What you will do: When you reach the line containing "Decode this image" in the entries below, repeat it and each line after it exactly until the entries end.

(Records begins)

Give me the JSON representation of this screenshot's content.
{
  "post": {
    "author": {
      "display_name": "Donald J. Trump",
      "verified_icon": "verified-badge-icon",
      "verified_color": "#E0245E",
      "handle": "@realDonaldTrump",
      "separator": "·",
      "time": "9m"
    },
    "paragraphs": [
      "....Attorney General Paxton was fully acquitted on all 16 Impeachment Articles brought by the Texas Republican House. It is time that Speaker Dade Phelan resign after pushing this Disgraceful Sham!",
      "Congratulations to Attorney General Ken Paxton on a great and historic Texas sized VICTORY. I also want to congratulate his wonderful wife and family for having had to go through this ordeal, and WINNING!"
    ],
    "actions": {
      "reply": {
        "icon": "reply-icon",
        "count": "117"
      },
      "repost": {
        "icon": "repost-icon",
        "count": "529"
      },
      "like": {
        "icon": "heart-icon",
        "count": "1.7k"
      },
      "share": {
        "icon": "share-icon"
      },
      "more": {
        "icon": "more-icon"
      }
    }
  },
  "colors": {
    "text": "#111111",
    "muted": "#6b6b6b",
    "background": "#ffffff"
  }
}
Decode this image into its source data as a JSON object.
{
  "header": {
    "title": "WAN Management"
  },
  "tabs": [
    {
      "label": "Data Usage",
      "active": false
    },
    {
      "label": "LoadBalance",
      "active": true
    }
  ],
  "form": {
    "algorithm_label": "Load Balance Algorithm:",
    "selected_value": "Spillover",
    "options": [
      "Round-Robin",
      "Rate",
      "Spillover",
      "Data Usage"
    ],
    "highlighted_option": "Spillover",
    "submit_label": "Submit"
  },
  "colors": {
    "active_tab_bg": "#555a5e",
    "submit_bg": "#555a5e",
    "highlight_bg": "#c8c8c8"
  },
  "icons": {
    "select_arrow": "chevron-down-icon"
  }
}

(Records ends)

Task output:
Decode this image into its source data as a JSON object.
{
  "header": {
    "title": "WAN Management"
  },
  "tabs": [
    {
      "label": "Data Usage",
      "active": false
    },
    {
      "label": "LoadBalance",
      "active": true
    }
  ],
  "form": {
    "algorithm_label": "Load Balance Algorithm:",
    "selected_value": "Spillover",
    "options": [
      "Round-Robin",
      "Rate",
      "Spillover",
      "Data Usage"
    ],
    "highlighted_option": "Spillover",
    "submit_label": "Submit"
  },
  "colors": {
    "active_tab_bg": "#555a5e",
    "submit_bg": "#555a5e",
    "highlight_bg": "#c8c8c8"
  },
  "icons": {
    "select_arrow": "chevron-down-icon"
  }
}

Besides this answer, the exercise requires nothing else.